**INFORMATION SUPPLIED:**

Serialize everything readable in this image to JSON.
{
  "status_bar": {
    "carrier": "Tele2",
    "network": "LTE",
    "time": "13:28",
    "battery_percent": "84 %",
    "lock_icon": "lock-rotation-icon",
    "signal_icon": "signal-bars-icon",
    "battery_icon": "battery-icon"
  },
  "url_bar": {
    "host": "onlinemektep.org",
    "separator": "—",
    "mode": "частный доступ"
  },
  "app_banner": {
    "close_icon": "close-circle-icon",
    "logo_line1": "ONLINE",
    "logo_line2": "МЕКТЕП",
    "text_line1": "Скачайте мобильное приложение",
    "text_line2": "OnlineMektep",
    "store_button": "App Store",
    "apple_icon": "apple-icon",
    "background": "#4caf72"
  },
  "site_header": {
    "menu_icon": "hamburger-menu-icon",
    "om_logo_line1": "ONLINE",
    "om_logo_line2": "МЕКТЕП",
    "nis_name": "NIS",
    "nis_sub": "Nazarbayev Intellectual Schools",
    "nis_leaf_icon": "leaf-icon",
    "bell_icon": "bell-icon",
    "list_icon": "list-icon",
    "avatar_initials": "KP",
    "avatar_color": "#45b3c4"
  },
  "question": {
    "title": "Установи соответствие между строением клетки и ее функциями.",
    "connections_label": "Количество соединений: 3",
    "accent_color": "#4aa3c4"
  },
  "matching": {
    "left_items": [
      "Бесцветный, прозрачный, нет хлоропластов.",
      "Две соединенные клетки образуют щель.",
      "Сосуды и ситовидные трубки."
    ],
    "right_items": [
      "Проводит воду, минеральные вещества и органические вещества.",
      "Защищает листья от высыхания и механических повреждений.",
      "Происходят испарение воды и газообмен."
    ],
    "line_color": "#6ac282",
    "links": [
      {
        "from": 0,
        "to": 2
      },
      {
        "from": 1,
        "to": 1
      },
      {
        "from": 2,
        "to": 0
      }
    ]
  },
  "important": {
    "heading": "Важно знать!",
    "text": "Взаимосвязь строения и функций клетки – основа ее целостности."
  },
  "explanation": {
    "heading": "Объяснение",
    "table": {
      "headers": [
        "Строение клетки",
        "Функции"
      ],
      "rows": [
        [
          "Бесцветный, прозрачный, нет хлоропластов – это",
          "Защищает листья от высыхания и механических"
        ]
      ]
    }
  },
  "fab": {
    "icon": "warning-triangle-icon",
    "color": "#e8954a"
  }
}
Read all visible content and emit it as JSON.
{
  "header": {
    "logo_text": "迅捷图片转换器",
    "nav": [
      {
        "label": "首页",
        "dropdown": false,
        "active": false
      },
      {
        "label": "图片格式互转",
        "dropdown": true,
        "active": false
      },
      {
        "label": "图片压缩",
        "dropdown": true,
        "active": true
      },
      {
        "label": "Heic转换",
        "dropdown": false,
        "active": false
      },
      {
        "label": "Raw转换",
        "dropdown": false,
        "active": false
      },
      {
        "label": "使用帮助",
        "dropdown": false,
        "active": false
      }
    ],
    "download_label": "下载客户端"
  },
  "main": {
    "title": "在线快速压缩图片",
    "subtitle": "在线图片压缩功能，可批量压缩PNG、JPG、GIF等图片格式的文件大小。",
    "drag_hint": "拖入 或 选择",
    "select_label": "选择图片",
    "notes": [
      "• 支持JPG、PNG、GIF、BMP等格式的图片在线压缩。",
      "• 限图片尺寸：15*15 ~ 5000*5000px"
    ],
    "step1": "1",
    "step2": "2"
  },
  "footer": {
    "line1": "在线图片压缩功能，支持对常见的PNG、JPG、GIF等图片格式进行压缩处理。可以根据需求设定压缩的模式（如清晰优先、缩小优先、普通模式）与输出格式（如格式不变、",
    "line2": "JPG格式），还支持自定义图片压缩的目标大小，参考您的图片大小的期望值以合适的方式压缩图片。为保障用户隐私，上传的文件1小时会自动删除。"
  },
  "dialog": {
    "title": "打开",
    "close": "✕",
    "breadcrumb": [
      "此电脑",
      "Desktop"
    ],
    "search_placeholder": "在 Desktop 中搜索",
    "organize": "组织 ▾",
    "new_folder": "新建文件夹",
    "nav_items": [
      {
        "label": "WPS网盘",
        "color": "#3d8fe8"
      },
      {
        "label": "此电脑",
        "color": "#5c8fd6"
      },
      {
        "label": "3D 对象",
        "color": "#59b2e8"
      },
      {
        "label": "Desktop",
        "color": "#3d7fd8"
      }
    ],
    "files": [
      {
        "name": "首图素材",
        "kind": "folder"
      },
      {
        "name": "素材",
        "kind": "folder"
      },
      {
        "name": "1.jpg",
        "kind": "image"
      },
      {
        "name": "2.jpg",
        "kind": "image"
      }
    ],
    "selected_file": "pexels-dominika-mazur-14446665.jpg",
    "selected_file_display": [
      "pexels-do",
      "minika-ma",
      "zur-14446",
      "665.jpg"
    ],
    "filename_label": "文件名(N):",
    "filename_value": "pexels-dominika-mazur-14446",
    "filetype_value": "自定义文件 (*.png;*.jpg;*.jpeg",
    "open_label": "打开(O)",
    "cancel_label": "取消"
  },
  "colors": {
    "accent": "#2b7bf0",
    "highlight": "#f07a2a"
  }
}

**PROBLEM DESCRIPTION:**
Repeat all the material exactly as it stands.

**RESULT FOR THIS TASK:**
Serialize everything readable in this image to JSON.
{
  "status_bar": {
    "carrier": "Tele2",
    "network": "LTE",
    "time": "13:28",
    "battery_percent": "84 %",
    "lock_icon": "lock-rotation-icon",
    "signal_icon": "signal-bars-icon",
    "battery_icon": "battery-icon"
  },
  "url_bar": {
    "host": "onlinemektep.org",
    "separator": "—",
    "mode": "частный доступ"
  },
  "app_banner": {
    "close_icon": "close-circle-icon",
    "logo_line1": "ONLINE",
    "logo_line2": "МЕКТЕП",
    "text_line1": "Скачайте мобильное приложение",
    "text_line2": "OnlineMektep",
    "store_button": "App Store",
    "apple_icon": "apple-icon",
    "background": "#4caf72"
  },
  "site_header": {
    "menu_icon": "hamburger-menu-icon",
    "om_logo_line1": "ONLINE",
    "om_logo_line2": "МЕКТЕП",
    "nis_name": "NIS",
    "nis_sub": "Nazarbayev Intellectual Schools",
    "nis_leaf_icon": "leaf-icon",
    "bell_icon": "bell-icon",
    "list_icon": "list-icon",
    "avatar_initials": "KP",
    "avatar_color": "#45b3c4"
  },
  "question": {
    "title": "Установи соответствие между строением клетки и ее функциями.",
    "connections_label": "Количество соединений: 3",
    "accent_color": "#4aa3c4"
  },
  "matching": {
    "left_items": [
      "Бесцветный, прозрачный, нет хлоропластов.",
      "Две соединенные клетки образуют щель.",
      "Сосуды и ситовидные трубки."
    ],
    "right_items": [
      "Проводит воду, минеральные вещества и органические вещества.",
      "Защищает листья от высыхания и механических повреждений.",
      "Происходят испарение воды и газообмен."
    ],
    "line_color": "#6ac282",
    "links": [
      {
        "from": 0,
        "to": 2
      },
      {
        "from": 1,
        "to": 1
      },
      {
        "from": 2,
        "to": 0
      }
    ]
  },
  "important": {
    "heading": "Важно знать!",
    "text": "Взаимосвязь строения и функций клетки – основа ее целостности."
  },
  "explanation": {
    "heading": "Объяснение",
    "table": {
      "headers": [
        "Строение клетки",
        "Функции"
      ],
      "rows": [
        [
          "Бесцветный, прозрачный, нет хлоропластов – это",
          "Защищает листья от высыхания и механических"
        ]
      ]
    }
  },
  "fab": {
    "icon": "warning-triangle-icon",
    "color": "#e8954a"
  }
}
Read all visible content and emit it as JSON.
{
  "header": {
    "logo_text": "迅捷图片转换器",
    "nav": [
      {
        "label": "首页",
        "dropdown": false,
        "active": false
      },
      {
        "label": "图片格式互转",
        "dropdown": true,
        "active": false
      },
      {
        "label": "图片压缩",
        "dropdown": true,
        "active": true
      },
      {
        "label": "Heic转换",
        "dropdown": false,
        "active": false
      },
      {
        "label": "Raw转换",
        "dropdown": false,
        "active": false
      },
      {
        "label": "使用帮助",
        "dropdown": false,
        "active": false
      }
    ],
    "download_label": "下载客户端"
  },
  "main": {
    "title": "在线快速压缩图片",
    "subtitle": "在线图片压缩功能，可批量压缩PNG、JPG、GIF等图片格式的文件大小。",
    "drag_hint": "拖入 或 选择",
    "select_label": "选择图片",
    "notes": [
      "• 支持JPG、PNG、GIF、BMP等格式的图片在线压缩。",
      "• 限图片尺寸：15*15 ~ 5000*5000px"
    ],
    "step1": "1",
    "step2": "2"
  },
  "footer": {
    "line1": "在线图片压缩功能，支持对常见的PNG、JPG、GIF等图片格式进行压缩处理。可以根据需求设定压缩的模式（如清晰优先、缩小优先、普通模式）与输出格式（如格式不变、",
    "line2": "JPG格式），还支持自定义图片压缩的目标大小，参考您的图片大小的期望值以合适的方式压缩图片。为保障用户隐私，上传的文件1小时会自动删除。"
  },
  "dialog": {
    "title": "打开",
    "close": "✕",
    "breadcrumb": [
      "此电脑",
      "Desktop"
    ],
    "search_placeholder": "在 Desktop 中搜索",
    "organize": "组织 ▾",
    "new_folder": "新建文件夹",
    "nav_items": [
      {
        "label": "WPS网盘",
        "color": "#3d8fe8"
      },
      {
        "label": "此电脑",
        "color": "#5c8fd6"
      },
      {
        "label": "3D 对象",
        "color": "#59b2e8"
      },
      {
        "label": "Desktop",
        "color": "#3d7fd8"
      }
    ],
    "files": [
      {
        "name": "首图素材",
        "kind": "folder"
      },
      {
        "name": "素材",
        "kind": "folder"
      },
      {
        "name": "1.jpg",
        "kind": "image"
      },
      {
        "name": "2.jpg",
        "kind": "image"
      }
    ],
    "selected_file": "pexels-dominika-mazur-14446665.jpg",
    "selected_file_display": [
      "pexels-do",
      "minika-ma",
      "zur-14446",
      "665.jpg"
    ],
    "filename_label": "文件名(N):",
    "filename_value": "pexels-dominika-mazur-14446",
    "filetype_value": "自定义文件 (*.png;*.jpg;*.jpeg",
    "open_label": "打开(O)",
    "cancel_label": "取消"
  },
  "colors": {
    "accent": "#2b7bf0",
    "highlight": "#f07a2a"
  }
}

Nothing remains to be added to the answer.